Exercise – Go through the data and copy each line where the string "used" appears.

Data extract –
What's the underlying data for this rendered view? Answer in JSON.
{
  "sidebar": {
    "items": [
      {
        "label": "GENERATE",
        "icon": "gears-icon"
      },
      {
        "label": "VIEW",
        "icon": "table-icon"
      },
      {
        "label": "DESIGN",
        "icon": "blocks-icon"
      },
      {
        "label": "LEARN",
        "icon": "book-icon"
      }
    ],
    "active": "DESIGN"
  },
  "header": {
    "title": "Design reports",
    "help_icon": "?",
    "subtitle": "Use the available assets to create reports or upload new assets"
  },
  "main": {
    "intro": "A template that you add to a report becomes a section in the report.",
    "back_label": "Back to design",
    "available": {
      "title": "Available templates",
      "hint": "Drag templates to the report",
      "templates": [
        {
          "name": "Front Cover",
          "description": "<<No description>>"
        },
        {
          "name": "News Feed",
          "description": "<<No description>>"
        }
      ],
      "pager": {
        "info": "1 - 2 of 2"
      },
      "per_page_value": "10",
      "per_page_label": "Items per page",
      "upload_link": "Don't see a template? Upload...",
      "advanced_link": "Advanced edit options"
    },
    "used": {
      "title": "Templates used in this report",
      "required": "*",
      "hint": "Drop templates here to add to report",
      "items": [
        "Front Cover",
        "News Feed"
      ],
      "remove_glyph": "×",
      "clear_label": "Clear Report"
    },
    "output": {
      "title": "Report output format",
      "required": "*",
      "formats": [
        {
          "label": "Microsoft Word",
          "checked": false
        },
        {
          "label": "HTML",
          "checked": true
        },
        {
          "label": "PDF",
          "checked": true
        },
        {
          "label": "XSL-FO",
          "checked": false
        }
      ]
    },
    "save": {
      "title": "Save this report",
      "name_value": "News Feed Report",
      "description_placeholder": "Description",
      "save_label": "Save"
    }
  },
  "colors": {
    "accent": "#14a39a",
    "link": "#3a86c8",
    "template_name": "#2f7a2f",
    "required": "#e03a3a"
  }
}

Task result –
    "used": {
      "title": "Templates used in this report",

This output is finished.